Extracted records =>
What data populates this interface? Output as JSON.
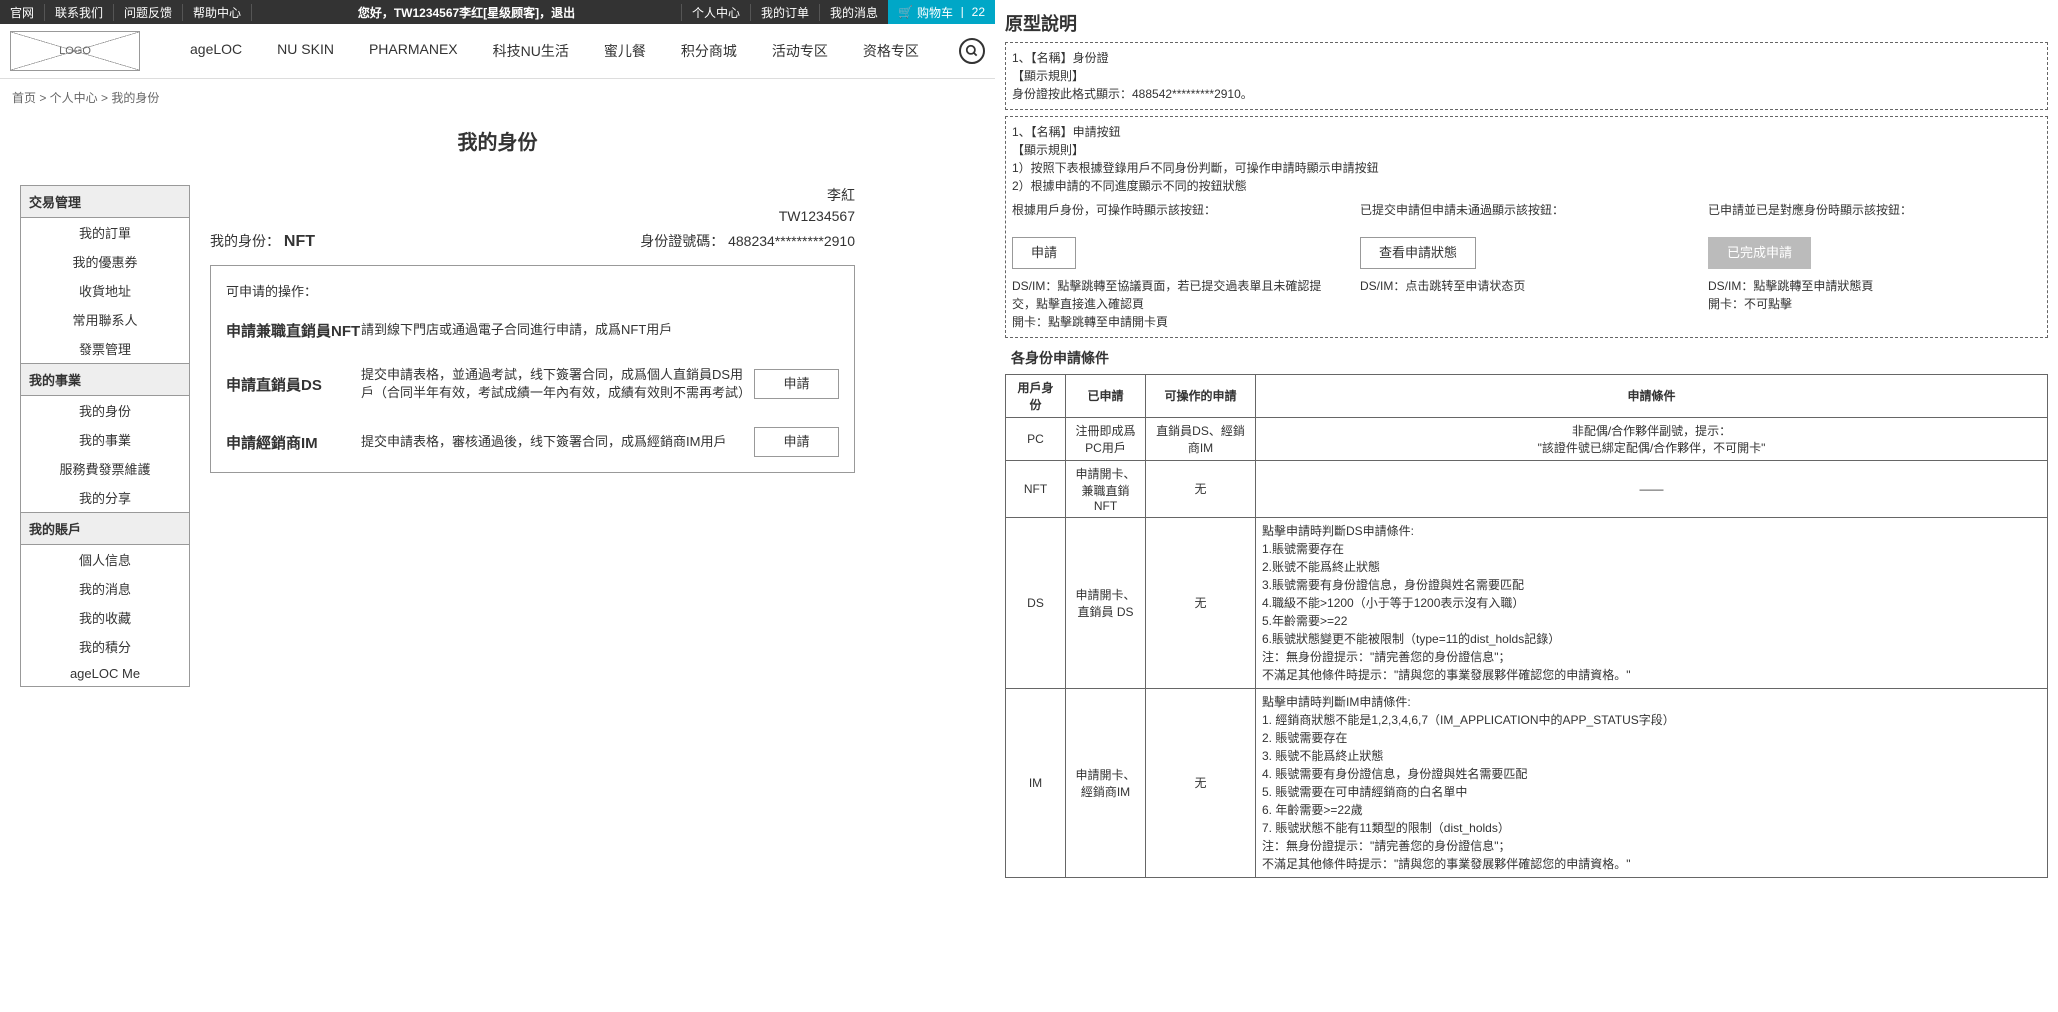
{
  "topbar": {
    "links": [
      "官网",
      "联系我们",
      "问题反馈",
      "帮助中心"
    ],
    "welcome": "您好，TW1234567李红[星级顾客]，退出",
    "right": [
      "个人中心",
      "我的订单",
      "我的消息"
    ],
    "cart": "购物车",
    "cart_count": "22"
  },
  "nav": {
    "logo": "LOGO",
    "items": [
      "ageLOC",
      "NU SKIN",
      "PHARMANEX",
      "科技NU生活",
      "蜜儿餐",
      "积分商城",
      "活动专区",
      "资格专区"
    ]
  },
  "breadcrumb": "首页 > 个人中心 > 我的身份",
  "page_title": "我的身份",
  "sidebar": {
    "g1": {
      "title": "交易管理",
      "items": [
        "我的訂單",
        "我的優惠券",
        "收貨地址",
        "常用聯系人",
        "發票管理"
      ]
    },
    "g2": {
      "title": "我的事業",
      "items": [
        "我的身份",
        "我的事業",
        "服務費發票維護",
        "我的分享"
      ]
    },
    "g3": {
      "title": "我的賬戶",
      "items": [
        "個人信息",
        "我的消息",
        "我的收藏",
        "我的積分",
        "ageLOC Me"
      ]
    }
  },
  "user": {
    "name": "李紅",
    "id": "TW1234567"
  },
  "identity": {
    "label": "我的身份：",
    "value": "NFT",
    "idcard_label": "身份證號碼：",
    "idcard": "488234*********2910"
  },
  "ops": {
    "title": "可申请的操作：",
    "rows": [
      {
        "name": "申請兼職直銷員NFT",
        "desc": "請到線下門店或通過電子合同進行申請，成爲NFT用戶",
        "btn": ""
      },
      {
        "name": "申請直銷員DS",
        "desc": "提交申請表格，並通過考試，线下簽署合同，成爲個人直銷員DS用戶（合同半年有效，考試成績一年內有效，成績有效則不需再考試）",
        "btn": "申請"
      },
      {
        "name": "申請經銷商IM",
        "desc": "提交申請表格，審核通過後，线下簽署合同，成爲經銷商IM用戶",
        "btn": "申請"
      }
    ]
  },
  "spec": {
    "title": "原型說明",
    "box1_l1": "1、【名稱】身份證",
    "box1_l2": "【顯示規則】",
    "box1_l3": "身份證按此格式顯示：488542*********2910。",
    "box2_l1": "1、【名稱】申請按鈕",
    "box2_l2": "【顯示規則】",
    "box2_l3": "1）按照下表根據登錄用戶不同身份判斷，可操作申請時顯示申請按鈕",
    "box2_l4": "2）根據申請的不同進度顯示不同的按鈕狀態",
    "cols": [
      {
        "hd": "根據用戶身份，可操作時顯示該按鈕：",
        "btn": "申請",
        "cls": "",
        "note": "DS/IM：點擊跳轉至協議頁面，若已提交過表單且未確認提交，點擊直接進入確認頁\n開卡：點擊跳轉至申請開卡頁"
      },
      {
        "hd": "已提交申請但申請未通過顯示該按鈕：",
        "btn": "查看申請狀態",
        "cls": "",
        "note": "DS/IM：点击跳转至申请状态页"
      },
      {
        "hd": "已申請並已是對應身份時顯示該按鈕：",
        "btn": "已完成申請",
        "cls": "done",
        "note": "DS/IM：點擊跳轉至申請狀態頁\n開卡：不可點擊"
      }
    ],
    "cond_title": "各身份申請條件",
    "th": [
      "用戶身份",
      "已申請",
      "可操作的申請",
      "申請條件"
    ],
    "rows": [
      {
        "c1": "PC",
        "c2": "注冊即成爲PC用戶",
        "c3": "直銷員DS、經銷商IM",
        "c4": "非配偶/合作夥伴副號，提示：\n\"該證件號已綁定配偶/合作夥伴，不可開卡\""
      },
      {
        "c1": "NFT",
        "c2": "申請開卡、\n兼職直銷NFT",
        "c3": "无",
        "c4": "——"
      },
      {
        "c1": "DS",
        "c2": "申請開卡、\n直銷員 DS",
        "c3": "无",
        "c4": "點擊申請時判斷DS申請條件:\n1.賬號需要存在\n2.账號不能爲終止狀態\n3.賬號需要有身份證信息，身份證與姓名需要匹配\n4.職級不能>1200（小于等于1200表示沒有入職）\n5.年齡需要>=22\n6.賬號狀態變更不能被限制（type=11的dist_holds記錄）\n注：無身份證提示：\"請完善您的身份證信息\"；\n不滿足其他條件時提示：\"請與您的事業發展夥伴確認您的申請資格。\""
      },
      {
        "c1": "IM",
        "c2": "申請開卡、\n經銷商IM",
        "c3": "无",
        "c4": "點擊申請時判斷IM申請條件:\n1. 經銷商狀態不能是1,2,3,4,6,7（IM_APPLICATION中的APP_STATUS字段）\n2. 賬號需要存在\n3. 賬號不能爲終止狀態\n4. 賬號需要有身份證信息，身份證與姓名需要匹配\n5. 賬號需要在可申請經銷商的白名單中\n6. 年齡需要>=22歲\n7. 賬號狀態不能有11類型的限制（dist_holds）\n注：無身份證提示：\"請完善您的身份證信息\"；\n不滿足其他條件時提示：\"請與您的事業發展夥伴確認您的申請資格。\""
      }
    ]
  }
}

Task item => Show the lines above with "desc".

Answer to the problem =>
        "desc": "請到線下門店或通過電子合同進行申請，成爲NFT用戶",
        "desc": "提交申請表格，並通過考試，线下簽署合同，成爲個人直銷員DS用戶（合同半年有效，考試成績一年內有效，成績有效則不需再考試）",
        "desc": "提交申請表格，審核通過後，线下簽署合同，成爲經銷商IM用戶",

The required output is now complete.